The Colonial Pipeline has been shut down since Friday, May 7th after a cybersecurity attack. It is the largest fuel pipeline in the United States that runs from Texas to New Jersey and transports roughly forty-five percent of the East Coast’s fuel supply. Colonial transports 2.5 million barrels per day of gasoline, diesel, jet fuel and other refined products through 5,500 miles of pipeline. The pipeline connects refineries from the Gulf Coast to more than fifty million people in the South and East.
Colonial Pipeline has determined that it was the victim of a ransomware attack. A Russian criminal group known as DarkSide, may be responsible for the attack.
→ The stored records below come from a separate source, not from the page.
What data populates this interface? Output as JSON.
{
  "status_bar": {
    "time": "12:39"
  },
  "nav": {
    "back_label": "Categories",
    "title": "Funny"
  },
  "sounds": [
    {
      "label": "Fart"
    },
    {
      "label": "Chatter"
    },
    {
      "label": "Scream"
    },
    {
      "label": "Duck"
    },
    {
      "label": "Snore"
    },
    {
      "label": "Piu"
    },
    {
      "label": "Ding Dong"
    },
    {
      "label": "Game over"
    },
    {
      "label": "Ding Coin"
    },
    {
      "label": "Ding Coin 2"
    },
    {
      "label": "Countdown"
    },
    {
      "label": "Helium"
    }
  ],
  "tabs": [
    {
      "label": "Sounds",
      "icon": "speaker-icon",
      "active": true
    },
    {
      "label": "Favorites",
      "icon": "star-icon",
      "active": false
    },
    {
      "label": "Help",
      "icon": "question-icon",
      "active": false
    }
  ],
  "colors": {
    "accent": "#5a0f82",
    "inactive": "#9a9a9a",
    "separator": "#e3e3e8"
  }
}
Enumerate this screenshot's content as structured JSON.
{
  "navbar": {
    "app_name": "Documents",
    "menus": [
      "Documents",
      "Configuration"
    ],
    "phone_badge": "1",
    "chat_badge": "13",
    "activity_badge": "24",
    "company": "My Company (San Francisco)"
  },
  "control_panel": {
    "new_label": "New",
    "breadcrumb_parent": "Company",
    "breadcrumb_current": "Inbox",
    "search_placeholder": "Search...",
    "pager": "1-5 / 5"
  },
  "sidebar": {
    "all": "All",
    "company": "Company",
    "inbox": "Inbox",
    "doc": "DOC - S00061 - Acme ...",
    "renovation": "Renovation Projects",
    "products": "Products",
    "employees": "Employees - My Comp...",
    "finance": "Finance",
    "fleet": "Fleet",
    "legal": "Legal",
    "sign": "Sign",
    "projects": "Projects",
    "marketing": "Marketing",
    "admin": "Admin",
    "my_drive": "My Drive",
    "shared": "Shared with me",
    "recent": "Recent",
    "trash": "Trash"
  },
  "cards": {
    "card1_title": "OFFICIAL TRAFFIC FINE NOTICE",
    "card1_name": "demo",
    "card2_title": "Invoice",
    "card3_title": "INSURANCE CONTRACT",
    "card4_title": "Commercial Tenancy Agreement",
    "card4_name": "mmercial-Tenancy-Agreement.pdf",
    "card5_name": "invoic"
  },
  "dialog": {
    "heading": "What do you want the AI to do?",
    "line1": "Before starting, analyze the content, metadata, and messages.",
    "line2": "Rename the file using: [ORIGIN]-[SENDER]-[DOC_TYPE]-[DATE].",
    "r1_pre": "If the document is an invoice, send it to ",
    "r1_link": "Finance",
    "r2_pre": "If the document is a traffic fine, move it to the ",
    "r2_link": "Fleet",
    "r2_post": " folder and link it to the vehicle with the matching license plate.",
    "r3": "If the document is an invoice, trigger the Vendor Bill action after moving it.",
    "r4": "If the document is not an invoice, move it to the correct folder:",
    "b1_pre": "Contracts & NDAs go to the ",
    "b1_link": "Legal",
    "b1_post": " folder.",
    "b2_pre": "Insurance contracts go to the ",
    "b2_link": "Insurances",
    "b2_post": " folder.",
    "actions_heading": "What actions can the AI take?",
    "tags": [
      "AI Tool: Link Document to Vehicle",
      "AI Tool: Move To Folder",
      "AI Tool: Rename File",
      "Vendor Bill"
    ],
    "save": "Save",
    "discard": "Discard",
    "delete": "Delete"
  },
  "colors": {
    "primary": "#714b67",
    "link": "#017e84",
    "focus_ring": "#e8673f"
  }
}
They have a sophisticated approach to the business of extortion, according to sources at NBC News. Colonial has hired a third-party cybersecurity firm to investigate the incident and have contacted law enforcement and federal agencies. According to the company’s media statement released Sunday evening, they are developing a system restart plan and some of their smaller lines are now operational.
While there is no official timetable for the pipeline to restore full operations, the federal government is working to avoid supply disruptions after Colonial suspended operations. Wells Fargo analyst, Roger Read has outlined possible date ranges and the impact. According to Read, if the shutdown lasts more than 10 days, “Expect significant fuel shortages in the interior Southeast of the United States.” As we enter day three of the pipeline being offline, the impact at the pump has not been felt.